BEGIN Supplied entries

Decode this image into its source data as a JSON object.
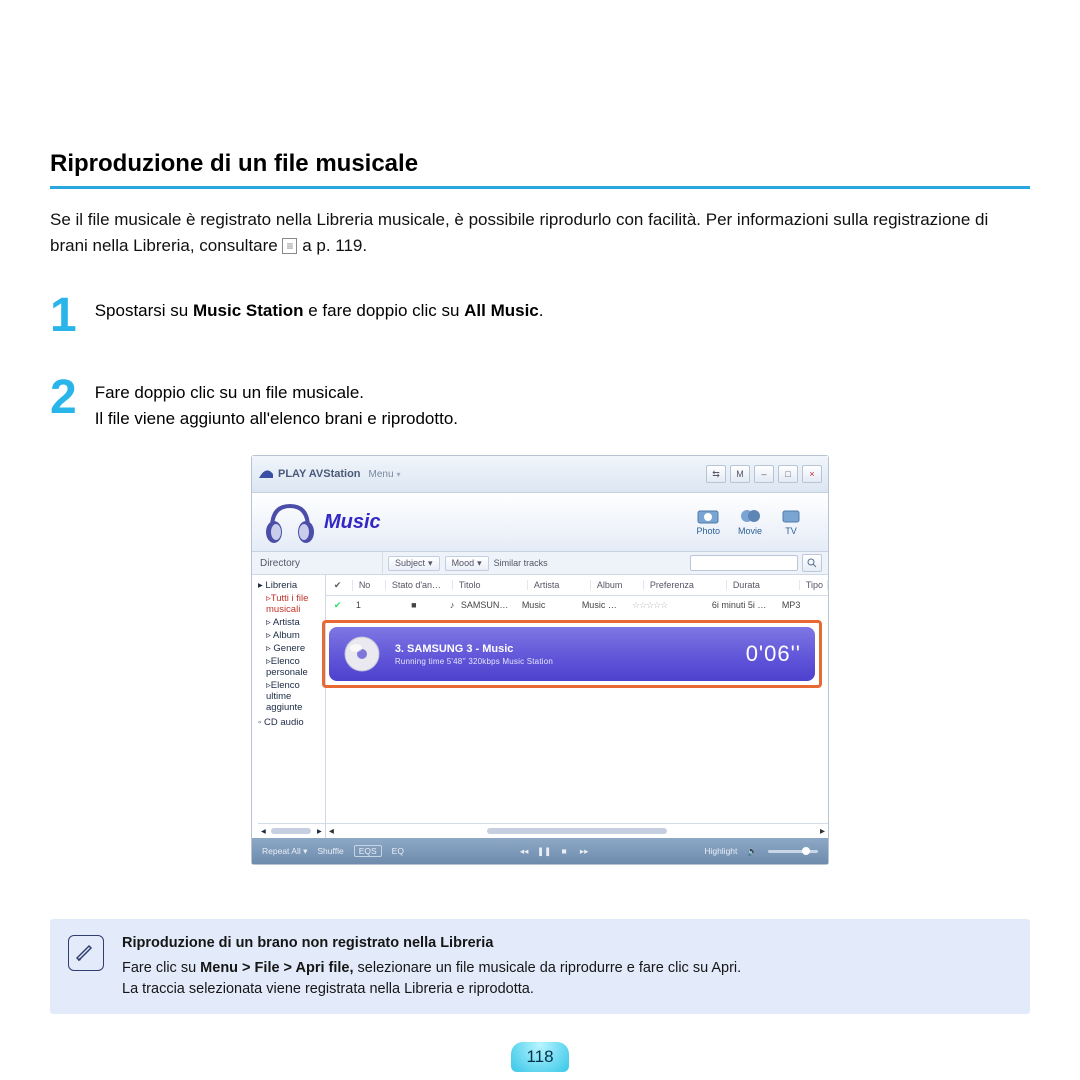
{
  "page_number": "118",
  "heading": "Riproduzione di un file musicale",
  "intro_a": "Se il file musicale è registrato nella Libreria musicale, è possibile riprodurlo con facilità. Per informazioni sulla registrazione di brani nella Libreria, consultare ",
  "intro_ref": "📄",
  "intro_b": " a p. 119.",
  "steps": {
    "s1_num": "1",
    "s1_a": "Spostarsi su ",
    "s1_b": "Music Station",
    "s1_c": " e fare doppio clic su ",
    "s1_d": "All Music",
    "s1_e": ".",
    "s2_num": "2",
    "s2_l1": "Fare doppio clic su un file musicale.",
    "s2_l2": "Il file viene aggiunto all'elenco brani e riprodotto."
  },
  "app": {
    "name": "PLAY AVStation",
    "menu": "Menu",
    "winbtns": {
      "b1": "⇆",
      "b2": "M",
      "b3": "–",
      "b4": "□",
      "close": "×"
    },
    "tab_label": "Music",
    "modes": {
      "photo": "Photo",
      "movie": "Movie",
      "tv": "TV"
    },
    "dir_head": "Directory",
    "filter_subject": "Subject",
    "filter_mood": "Mood",
    "filter_similar": "Similar tracks",
    "sidebar": {
      "root": "Libreria",
      "n1": "Tutti i file musicali",
      "n2": "Artista",
      "n3": "Album",
      "n4": "Genere",
      "n5": "Elenco personale",
      "n6": "Elenco ultime aggiunte",
      "n7": "CD audio"
    },
    "cols": {
      "chk": "✔",
      "no": "No",
      "state": "Stato d'an…",
      "title": "Titolo",
      "artist": "Artista",
      "album": "Album",
      "pref": "Preferenza",
      "dur": "Durata",
      "type": "Tipo"
    },
    "row1": {
      "chk": "✔",
      "no": "1",
      "state": "■",
      "title": " SAMSUN…",
      "artist": "Music",
      "album": "Music …",
      "pref": "☆☆☆☆☆",
      "dur": "6i minuti  5i …",
      "type": "MP3"
    },
    "np": {
      "title": "3.  SAMSUNG 3 - Music",
      "sub": "Running time 5'48''    320kbps    Music Station",
      "time": "0'06''"
    },
    "bottom": {
      "repeat": "Repeat All",
      "shuffle": "Shuffle",
      "eqs": "EQS",
      "eq": "EQ",
      "hl": "Highlight"
    }
  },
  "note": {
    "title": "Riproduzione di un brano non registrato nella Libreria",
    "l1a": "Fare clic su ",
    "l1b": "Menu > File > Apri file,",
    "l1c": " selezionare un file musicale da riprodurre e fare clic su Apri.",
    "l2": "La traccia selezionata viene registrata nella Libreria e riprodotta."
  }
}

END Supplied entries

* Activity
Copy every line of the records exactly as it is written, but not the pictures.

* Reply to the exercise
Decode this image into its source data as a JSON object.
{
  "page_number": "118",
  "heading": "Riproduzione di un file musicale",
  "intro_a": "Se il file musicale è registrato nella Libreria musicale, è possibile riprodurlo con facilità. Per informazioni sulla registrazione di brani nella Libreria, consultare ",
  "intro_ref": "📄",
  "intro_b": " a p. 119.",
  "steps": {
    "s1_num": "1",
    "s1_a": "Spostarsi su ",
    "s1_b": "Music Station",
    "s1_c": " e fare doppio clic su ",
    "s1_d": "All Music",
    "s1_e": ".",
    "s2_num": "2",
    "s2_l1": "Fare doppio clic su un file musicale.",
    "s2_l2": "Il file viene aggiunto all'elenco brani e riprodotto."
  },
  "app": {
    "name": "PLAY AVStation",
    "menu": "Menu",
    "winbtns": {
      "b1": "⇆",
      "b2": "M",
      "b3": "–",
      "b4": "□",
      "close": "×"
    },
    "tab_label": "Music",
    "modes": {
      "photo": "Photo",
      "movie": "Movie",
      "tv": "TV"
    },
    "dir_head": "Directory",
    "filter_subject": "Subject",
    "filter_mood": "Mood",
    "filter_similar": "Similar tracks",
    "sidebar": {
      "root": "Libreria",
      "n1": "Tutti i file musicali",
      "n2": "Artista",
      "n3": "Album",
      "n4": "Genere",
      "n5": "Elenco personale",
      "n6": "Elenco ultime aggiunte",
      "n7": "CD audio"
    },
    "cols": {
      "chk": "✔",
      "no": "No",
      "state": "Stato d'an…",
      "title": "Titolo",
      "artist": "Artista",
      "album": "Album",
      "pref": "Preferenza",
      "dur": "Durata",
      "type": "Tipo"
    },
    "row1": {
      "chk": "✔",
      "no": "1",
      "state": "■",
      "title": " SAMSUN…",
      "artist": "Music",
      "album": "Music …",
      "pref": "☆☆☆☆☆",
      "dur": "6i minuti  5i …",
      "type": "MP3"
    },
    "np": {
      "title": "3.  SAMSUNG 3 - Music",
      "sub": "Running time 5'48''    320kbps    Music Station",
      "time": "0'06''"
    },
    "bottom": {
      "repeat": "Repeat All",
      "shuffle": "Shuffle",
      "eqs": "EQS",
      "eq": "EQ",
      "hl": "Highlight"
    }
  },
  "note": {
    "title": "Riproduzione di un brano non registrato nella Libreria",
    "l1a": "Fare clic su ",
    "l1b": "Menu > File > Apri file,",
    "l1c": " selezionare un file musicale da riprodurre e fare clic su Apri.",
    "l2": "La traccia selezionata viene registrata nella Libreria e riprodotta."
  }
}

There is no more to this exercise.